Nov 24, 2011 5:56 AM GMT
Surprise... well, not really.
Recovery: After nearly all the stimulus money has been spent, the Congressional Budget Office now admits it cost more than advertised, did less to boost growth and will hurt the economy in the long run.
In its latest quarterly report on the economic effects of the Obama stimulus, the CBO sharply lowered its "worst case" scenario while trimming many of its upper-bound estimates for stimulus-fueled growth and employment.
The new report finds, for example, that the stimulus may have added as little as 0.7% to GDP growth in 2010 — when spending was at its peak — and created as few as 700,000 new jobs.
Both are down significantly from the CBO's previous worst-case scenario.
The report also lowered the best-case estimate for added growth in 2010 to 4.1% from 4.2%.
In addition, the CBO says the extra infrastructure money didn't boost growth as much as it previously claimed, because states reacted by spending less out of their own budgets on highways.
So in other words, the CBO now says it's possible that the stimulus had virtually no meaningful effect on growth and employment despite its massive price tag.

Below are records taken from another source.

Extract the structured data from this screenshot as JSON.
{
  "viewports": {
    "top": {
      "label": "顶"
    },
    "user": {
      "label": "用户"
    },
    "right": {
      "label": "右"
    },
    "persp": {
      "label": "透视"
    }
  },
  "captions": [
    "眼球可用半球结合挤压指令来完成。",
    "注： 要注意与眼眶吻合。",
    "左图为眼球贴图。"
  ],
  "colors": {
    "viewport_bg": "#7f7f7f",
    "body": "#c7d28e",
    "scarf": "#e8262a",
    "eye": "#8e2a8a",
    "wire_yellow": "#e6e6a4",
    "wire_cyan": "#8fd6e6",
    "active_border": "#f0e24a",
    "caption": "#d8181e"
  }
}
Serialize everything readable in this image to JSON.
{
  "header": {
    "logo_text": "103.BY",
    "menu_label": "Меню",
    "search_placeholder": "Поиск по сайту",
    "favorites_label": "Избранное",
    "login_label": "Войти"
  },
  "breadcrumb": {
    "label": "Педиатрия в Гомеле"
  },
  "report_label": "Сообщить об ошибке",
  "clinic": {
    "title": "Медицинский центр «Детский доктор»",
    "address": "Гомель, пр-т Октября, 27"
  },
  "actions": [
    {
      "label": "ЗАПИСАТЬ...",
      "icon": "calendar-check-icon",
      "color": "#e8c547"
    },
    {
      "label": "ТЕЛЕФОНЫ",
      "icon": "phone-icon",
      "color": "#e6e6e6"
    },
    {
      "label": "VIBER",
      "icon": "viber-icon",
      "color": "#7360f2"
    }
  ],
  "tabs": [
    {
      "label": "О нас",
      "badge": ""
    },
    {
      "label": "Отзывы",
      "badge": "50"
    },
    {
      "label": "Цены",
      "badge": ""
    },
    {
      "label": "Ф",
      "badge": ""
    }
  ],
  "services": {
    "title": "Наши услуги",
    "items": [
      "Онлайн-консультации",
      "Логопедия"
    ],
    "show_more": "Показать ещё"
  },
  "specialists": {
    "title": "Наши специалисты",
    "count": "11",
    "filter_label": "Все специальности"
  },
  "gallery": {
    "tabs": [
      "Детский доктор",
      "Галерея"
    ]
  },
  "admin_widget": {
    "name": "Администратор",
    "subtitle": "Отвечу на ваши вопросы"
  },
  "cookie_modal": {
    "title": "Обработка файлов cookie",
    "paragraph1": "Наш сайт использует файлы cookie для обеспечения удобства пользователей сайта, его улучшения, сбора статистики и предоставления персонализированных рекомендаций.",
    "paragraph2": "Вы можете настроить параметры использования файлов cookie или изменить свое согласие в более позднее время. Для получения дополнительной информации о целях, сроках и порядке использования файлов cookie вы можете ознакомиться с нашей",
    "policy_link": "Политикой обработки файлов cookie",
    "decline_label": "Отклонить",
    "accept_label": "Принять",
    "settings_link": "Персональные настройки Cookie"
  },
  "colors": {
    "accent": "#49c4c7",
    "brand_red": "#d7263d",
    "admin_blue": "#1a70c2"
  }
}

All this comes after the CBO increased that price tag to $825 billion from its initial $787 billion — a 5% hike.